Problem statement:
Each line in the entries below that holds the string "this" must be copied.

- Opening Delimiter -

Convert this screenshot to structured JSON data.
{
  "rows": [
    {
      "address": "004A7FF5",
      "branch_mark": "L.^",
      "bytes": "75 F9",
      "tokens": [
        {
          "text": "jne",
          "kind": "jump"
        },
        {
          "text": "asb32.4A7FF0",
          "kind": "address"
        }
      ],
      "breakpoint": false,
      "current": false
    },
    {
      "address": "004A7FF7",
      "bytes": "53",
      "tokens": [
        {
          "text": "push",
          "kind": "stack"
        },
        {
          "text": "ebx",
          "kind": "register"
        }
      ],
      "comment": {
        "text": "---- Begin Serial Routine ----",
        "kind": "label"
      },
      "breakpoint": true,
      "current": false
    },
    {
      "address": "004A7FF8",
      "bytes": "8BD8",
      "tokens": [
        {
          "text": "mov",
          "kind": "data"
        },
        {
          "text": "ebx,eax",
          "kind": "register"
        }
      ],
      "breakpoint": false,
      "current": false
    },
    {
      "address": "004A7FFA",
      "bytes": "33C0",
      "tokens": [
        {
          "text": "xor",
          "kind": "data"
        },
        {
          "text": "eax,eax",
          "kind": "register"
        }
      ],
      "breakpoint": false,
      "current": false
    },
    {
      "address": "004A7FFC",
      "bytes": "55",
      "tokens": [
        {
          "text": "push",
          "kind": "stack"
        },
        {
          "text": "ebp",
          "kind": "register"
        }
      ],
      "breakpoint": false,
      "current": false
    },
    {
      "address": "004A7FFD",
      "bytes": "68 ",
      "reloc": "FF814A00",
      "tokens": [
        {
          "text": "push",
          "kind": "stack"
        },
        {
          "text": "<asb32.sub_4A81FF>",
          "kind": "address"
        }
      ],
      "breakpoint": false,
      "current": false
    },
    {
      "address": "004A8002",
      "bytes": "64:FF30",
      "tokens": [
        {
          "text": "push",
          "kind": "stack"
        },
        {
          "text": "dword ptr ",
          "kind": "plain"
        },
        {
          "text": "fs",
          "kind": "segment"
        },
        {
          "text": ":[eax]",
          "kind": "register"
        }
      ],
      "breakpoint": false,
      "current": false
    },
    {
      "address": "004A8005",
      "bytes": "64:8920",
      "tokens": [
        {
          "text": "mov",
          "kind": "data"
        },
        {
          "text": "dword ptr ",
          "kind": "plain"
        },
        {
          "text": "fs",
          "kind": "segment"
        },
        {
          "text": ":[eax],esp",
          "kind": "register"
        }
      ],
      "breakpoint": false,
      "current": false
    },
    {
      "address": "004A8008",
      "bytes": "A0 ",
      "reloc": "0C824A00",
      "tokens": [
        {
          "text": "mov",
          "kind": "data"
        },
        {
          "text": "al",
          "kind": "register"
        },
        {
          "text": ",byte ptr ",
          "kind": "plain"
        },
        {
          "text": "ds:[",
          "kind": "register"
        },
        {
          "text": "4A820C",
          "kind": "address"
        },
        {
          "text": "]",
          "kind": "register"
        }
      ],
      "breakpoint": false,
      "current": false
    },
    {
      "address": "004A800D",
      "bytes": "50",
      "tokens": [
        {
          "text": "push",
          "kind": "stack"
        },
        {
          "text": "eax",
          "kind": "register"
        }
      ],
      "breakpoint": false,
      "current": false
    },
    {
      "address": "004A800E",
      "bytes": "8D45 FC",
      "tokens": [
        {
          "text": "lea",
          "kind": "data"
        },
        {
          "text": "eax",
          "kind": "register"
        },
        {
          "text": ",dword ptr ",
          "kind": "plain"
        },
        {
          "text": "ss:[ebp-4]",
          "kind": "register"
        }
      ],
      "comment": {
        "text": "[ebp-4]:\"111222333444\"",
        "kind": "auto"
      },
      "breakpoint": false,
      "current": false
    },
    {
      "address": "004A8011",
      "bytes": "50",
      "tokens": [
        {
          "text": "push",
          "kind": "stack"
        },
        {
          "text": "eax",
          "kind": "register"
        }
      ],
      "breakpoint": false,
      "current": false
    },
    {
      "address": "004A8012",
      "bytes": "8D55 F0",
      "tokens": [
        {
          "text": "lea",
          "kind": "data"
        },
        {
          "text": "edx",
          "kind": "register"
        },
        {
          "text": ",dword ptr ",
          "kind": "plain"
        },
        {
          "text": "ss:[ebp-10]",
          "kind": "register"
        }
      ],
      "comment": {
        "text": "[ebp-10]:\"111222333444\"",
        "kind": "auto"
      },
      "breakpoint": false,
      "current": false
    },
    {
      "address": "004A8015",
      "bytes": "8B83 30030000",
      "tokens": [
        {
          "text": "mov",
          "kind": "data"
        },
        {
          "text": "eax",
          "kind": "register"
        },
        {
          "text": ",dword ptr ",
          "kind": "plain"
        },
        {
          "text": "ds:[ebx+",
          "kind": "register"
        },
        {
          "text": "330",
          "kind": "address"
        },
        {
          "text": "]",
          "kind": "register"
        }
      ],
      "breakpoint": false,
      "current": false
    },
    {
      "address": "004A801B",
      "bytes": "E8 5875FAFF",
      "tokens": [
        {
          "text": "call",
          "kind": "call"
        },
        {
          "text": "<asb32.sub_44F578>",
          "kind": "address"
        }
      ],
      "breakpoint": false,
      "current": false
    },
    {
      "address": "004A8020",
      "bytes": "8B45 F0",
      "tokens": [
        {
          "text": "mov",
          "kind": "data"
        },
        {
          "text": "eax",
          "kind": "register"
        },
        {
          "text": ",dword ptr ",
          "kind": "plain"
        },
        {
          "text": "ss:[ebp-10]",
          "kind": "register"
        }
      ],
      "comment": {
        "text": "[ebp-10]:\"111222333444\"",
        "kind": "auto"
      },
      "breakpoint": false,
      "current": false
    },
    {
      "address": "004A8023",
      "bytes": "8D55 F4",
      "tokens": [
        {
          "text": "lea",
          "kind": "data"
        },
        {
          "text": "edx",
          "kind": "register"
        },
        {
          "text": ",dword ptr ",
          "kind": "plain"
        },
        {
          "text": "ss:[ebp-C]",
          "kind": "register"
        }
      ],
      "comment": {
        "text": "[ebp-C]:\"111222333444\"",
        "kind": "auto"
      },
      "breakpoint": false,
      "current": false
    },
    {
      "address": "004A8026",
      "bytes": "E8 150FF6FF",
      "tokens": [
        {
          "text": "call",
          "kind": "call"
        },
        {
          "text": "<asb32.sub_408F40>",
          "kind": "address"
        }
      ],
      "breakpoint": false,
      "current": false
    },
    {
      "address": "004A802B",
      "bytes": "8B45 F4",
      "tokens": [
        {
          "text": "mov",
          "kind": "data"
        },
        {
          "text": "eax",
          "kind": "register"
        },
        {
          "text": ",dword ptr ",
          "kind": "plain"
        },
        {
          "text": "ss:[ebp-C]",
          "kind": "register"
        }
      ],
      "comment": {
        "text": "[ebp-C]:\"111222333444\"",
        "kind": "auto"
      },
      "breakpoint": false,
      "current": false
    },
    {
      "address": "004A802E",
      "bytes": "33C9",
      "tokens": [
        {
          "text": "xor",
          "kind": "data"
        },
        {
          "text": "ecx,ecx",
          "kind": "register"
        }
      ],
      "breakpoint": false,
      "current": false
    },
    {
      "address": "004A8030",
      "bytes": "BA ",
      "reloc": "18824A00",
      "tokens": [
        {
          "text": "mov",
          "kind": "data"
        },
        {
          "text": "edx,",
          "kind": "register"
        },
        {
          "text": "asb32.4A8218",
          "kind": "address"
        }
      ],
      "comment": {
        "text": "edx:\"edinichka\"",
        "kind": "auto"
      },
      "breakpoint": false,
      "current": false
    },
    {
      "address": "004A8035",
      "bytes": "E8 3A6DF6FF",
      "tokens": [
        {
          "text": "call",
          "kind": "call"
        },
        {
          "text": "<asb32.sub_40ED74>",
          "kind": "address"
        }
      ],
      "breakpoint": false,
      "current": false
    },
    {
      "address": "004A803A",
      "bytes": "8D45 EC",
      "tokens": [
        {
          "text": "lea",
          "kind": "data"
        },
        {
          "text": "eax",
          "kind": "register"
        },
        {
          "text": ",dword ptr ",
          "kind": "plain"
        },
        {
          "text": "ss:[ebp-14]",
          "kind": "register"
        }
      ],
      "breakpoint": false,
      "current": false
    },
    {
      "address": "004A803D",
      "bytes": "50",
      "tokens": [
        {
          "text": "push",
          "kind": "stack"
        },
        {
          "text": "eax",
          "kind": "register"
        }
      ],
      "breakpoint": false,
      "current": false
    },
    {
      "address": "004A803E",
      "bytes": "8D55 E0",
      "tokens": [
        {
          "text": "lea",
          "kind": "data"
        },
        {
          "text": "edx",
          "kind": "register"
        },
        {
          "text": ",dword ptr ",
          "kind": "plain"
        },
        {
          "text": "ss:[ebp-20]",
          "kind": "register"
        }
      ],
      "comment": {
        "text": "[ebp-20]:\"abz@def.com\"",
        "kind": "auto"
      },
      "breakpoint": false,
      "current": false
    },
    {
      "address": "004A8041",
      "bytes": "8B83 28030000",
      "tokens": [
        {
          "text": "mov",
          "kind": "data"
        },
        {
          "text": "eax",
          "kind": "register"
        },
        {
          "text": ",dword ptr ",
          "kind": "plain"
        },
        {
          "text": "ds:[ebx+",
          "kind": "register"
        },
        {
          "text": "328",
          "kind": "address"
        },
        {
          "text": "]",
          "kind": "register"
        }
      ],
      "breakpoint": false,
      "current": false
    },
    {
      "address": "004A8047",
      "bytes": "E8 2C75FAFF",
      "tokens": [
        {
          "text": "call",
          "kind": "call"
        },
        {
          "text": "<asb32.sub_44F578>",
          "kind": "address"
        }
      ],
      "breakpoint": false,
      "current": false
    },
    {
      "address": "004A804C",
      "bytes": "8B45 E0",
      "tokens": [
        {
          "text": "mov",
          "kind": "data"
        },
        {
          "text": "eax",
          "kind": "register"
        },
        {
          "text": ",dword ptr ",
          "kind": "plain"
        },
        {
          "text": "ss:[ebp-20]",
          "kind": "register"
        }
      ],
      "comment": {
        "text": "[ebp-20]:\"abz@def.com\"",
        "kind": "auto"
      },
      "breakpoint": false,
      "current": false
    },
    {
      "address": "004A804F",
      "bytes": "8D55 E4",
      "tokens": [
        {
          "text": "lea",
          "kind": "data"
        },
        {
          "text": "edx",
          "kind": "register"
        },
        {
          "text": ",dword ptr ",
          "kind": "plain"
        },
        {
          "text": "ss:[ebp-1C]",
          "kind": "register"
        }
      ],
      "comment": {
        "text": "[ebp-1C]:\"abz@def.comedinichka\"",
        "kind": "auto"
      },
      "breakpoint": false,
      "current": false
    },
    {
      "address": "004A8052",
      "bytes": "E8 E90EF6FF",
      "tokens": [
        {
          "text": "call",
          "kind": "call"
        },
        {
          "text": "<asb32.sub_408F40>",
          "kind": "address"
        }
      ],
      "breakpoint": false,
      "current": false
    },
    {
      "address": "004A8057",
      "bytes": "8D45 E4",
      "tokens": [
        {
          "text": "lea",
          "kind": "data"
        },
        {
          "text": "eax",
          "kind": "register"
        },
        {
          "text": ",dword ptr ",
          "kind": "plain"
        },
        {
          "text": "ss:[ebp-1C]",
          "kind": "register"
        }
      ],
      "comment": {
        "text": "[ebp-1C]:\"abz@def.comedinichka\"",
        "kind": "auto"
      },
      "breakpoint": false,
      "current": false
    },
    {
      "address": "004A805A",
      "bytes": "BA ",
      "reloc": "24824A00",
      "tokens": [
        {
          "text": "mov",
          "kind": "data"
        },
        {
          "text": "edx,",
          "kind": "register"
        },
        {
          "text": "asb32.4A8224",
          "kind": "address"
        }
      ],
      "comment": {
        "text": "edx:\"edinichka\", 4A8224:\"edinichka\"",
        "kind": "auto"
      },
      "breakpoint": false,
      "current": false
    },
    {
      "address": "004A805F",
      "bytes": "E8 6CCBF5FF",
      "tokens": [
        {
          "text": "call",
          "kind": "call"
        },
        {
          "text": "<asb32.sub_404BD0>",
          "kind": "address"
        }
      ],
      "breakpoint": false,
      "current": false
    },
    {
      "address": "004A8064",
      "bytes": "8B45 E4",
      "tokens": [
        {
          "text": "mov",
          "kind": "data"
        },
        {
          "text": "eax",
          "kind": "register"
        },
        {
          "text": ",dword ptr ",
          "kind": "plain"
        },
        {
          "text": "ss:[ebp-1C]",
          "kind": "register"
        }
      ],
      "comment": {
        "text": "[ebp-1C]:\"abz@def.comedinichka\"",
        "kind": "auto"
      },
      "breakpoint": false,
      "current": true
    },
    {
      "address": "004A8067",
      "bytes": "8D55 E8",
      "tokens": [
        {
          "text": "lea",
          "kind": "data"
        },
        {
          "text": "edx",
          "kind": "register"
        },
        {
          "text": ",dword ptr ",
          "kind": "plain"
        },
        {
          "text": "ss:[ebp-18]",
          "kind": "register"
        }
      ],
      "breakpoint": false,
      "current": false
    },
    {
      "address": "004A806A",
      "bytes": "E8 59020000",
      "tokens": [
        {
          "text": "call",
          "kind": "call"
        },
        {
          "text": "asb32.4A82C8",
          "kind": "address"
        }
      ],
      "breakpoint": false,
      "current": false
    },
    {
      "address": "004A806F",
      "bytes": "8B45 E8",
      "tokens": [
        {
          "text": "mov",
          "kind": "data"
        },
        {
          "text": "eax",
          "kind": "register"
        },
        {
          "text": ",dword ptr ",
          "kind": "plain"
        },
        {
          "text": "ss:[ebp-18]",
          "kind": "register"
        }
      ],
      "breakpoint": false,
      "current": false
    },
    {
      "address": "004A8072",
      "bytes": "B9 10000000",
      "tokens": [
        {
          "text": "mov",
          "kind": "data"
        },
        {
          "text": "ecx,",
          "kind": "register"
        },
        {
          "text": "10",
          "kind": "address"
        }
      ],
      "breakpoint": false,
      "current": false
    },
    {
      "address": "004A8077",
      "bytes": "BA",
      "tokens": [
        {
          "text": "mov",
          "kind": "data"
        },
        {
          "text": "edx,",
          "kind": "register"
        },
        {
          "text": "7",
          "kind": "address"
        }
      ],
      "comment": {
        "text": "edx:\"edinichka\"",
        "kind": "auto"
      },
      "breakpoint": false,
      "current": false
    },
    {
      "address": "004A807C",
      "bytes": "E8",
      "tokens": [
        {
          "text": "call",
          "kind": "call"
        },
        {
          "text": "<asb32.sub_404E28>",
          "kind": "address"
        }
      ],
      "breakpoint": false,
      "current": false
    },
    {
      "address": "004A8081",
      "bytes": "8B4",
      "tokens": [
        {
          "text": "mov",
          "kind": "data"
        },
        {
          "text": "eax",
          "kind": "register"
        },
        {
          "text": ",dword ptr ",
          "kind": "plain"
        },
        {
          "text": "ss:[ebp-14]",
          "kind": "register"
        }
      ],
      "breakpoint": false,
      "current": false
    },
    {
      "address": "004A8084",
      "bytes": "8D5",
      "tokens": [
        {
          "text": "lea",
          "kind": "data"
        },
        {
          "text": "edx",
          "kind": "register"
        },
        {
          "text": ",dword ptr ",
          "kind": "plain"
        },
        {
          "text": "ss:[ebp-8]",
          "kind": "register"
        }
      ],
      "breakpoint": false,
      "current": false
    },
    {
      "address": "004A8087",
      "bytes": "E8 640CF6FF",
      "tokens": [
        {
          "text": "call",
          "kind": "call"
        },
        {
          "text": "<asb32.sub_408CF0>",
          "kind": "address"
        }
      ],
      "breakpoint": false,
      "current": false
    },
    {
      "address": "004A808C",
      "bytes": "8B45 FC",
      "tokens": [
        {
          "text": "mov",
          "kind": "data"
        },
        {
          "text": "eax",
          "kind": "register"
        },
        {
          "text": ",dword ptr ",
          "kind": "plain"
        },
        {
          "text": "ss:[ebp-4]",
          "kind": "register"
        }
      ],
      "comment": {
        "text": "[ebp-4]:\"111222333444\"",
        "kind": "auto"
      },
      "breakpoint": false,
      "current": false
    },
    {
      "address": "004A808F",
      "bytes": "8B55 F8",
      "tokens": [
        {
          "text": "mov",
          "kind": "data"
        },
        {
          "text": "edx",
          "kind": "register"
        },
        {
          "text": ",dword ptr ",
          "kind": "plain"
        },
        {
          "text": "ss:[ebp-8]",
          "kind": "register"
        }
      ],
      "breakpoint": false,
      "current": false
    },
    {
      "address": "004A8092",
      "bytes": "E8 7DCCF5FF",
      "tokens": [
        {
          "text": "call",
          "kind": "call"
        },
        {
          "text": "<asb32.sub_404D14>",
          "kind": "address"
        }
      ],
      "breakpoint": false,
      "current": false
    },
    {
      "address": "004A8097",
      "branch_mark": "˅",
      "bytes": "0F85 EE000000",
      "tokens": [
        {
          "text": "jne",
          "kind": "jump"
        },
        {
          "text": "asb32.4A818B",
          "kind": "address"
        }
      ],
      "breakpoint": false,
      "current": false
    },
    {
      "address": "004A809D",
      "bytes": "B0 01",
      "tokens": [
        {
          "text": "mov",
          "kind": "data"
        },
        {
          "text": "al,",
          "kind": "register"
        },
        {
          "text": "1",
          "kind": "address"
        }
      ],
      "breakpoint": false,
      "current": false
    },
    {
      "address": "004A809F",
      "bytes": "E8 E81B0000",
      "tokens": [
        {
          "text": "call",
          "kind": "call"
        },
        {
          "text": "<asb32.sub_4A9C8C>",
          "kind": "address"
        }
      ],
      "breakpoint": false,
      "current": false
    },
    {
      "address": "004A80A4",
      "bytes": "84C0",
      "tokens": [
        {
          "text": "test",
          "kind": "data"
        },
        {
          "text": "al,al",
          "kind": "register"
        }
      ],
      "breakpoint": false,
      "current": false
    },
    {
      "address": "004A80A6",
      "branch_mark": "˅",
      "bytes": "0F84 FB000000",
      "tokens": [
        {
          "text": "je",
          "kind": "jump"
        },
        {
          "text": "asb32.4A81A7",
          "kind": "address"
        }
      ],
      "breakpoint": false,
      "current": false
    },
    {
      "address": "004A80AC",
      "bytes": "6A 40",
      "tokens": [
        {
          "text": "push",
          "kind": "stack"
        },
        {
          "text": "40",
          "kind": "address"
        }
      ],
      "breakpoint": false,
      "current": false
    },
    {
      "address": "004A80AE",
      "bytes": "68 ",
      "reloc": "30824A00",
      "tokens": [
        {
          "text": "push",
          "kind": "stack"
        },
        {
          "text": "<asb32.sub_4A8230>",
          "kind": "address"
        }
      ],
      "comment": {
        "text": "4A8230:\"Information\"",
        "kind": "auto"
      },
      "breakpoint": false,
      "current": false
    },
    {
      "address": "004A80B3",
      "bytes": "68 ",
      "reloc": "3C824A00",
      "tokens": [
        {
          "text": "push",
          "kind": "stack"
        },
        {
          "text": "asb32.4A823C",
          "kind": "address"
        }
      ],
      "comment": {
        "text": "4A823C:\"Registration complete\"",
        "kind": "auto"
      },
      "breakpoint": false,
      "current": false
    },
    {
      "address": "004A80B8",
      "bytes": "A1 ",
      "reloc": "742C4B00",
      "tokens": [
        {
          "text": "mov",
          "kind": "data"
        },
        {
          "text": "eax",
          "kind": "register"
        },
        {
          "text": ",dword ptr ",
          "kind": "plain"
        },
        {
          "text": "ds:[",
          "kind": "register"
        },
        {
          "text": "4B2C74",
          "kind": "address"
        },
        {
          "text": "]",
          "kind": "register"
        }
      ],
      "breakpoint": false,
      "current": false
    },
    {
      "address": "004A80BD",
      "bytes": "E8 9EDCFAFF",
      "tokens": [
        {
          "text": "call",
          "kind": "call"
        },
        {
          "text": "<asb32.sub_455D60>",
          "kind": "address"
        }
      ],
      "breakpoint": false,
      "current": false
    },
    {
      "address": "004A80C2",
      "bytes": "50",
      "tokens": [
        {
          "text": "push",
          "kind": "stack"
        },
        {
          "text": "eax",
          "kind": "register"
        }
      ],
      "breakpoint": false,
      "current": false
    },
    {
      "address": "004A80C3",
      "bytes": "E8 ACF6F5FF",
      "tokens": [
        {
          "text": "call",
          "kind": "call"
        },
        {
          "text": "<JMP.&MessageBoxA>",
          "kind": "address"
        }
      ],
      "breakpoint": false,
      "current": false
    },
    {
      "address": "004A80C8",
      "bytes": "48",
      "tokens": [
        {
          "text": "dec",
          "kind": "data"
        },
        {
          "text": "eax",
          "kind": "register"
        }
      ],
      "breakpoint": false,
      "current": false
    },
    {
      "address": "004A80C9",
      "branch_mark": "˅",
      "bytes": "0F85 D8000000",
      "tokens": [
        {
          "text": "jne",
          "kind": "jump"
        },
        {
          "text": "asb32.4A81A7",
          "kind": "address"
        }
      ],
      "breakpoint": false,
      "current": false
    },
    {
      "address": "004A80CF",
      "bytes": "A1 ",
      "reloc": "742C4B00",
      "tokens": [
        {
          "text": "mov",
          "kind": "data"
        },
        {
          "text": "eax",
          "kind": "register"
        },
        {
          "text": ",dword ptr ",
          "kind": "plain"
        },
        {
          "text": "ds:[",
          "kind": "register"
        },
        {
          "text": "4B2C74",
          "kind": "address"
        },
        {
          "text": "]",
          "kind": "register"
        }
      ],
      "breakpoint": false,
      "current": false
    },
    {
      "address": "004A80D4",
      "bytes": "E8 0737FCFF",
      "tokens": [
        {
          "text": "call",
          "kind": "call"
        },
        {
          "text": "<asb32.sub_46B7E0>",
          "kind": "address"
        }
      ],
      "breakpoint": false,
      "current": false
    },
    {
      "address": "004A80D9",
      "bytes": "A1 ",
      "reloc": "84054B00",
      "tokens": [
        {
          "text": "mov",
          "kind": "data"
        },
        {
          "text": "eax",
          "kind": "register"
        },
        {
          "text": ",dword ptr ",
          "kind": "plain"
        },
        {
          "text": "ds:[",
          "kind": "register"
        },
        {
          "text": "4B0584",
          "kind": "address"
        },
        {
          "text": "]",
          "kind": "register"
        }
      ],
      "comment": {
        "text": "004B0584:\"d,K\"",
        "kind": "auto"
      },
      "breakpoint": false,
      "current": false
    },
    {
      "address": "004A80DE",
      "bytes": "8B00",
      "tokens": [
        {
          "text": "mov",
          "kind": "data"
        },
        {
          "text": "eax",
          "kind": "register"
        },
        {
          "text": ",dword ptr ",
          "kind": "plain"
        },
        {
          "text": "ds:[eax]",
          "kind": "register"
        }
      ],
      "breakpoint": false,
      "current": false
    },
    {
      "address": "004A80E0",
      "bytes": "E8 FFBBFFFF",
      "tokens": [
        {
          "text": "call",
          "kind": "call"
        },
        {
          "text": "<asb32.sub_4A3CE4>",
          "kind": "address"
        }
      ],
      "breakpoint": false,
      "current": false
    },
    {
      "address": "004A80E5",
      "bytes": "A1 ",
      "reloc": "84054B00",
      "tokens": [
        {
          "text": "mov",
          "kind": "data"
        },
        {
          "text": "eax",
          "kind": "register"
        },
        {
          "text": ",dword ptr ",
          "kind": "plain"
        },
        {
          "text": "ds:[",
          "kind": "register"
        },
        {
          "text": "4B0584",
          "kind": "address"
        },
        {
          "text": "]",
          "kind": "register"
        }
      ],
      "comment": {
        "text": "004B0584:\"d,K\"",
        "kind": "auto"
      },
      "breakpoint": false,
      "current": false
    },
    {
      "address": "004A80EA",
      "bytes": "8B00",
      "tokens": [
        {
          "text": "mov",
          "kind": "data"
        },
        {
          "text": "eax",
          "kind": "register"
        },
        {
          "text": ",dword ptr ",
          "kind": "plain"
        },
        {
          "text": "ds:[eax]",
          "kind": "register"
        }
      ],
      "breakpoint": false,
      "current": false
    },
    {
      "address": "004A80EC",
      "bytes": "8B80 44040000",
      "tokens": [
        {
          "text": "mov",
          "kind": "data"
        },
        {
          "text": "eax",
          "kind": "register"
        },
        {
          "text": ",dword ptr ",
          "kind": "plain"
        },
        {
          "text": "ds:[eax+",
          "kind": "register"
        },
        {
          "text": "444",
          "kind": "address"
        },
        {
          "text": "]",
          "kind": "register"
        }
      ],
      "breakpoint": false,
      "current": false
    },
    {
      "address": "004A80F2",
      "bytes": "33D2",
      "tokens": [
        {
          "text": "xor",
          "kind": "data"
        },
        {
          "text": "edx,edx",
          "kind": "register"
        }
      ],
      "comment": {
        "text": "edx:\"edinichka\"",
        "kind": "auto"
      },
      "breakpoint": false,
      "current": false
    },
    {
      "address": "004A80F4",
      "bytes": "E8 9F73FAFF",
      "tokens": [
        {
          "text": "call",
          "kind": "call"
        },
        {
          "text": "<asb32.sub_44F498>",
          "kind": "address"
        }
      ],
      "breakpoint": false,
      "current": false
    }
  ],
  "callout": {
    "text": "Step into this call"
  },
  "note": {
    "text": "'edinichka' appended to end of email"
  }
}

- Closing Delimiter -

Solved exercise:
Convert this screenshot to structured JSON data.
    "text": "Step into this call"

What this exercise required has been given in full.